Our notions of health and wellness (both charged terms these days, one might add) are still stuck in a paradigm that wouldn’t be out of place in ancient Greece; what goes on inside us must somehow be visible and recognizable on our bodies’ surface. In her Guardian essay on the rise of orthorexia — the obsession with consuming pure, “perfect” foods — Bee Wilson traces the history of a recent-yet-oh-so-familiar publishing trend: using youthful, traditionally good-looking women to sell both specific products (hello, coconut-and-oat energy balls!) and an amorphous, ever-shifting “clean” lifestyle.
Every wellness guru worth her Himalayan pink salt has a story of how changing what you eat can change your life. “Food has the power to make or break you,” wrote Amelia Freer in her 2014 bestseller Eat. Nourish. Glow. (which has sold more than 200,000 copies). Freer was leading a busy life as a personal assistant to the Prince of Wales when she realised that her tummy “looked and felt as if it had a football in it” from too many snatched dinners of cheese on toast or “factory-made food”. By giving up “processed” and convenience foods (“margarine, yuck!”) along with gluten and sugar, Freer claimed to have found the secrets to “looking younger and feeling healthier”.
Perhaps the best-known diet-transformation story of all is that of Ella Mills — possessor of more than a million Instagram followers. In 2011, Mills was diagnosed with postural tachycardia syndrome, a condition characterised by dizziness and extreme fatigue. Mills began blogging about food after discovering that her symptoms radically improved when she swapped her sugar-laden diet for “plant-based, natural foods.” Mills — who used to be a model — made following a “free-from” diet seem not drab or deprived, but deeply aspirational. By the time her first book appeared in January 2015, her vast following on social media helped her to sell 32,000 copies in the first week alone.
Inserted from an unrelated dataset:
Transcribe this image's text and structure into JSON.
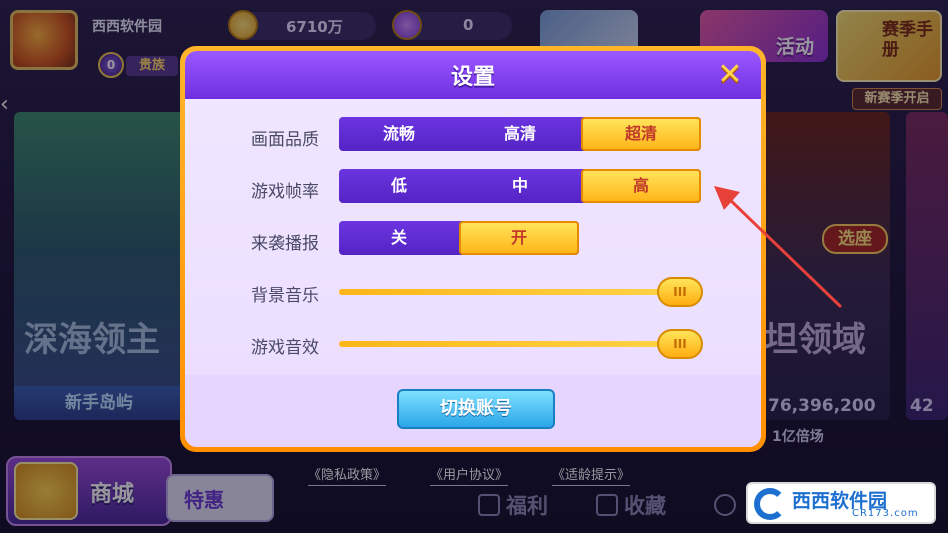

There was something paradoxical about the way these books were marketed. What they were selling purported to be an alternative to a sordidly commercial food industry. “If it’s got a barcode or a ‘promise’, don’t buy it,” wrote Freer. Yet clean eating is itself a wildly profitable commercial enterprise, promoted using photogenic young bloggers on a multi-billion-dollar tech platform. Literary agent Zoe Ross tells me that around 2015 she began to notice that “the market was scouring Instagram for copycat acts — specifically very pretty, very young girls pushing curated food and lifestyle.”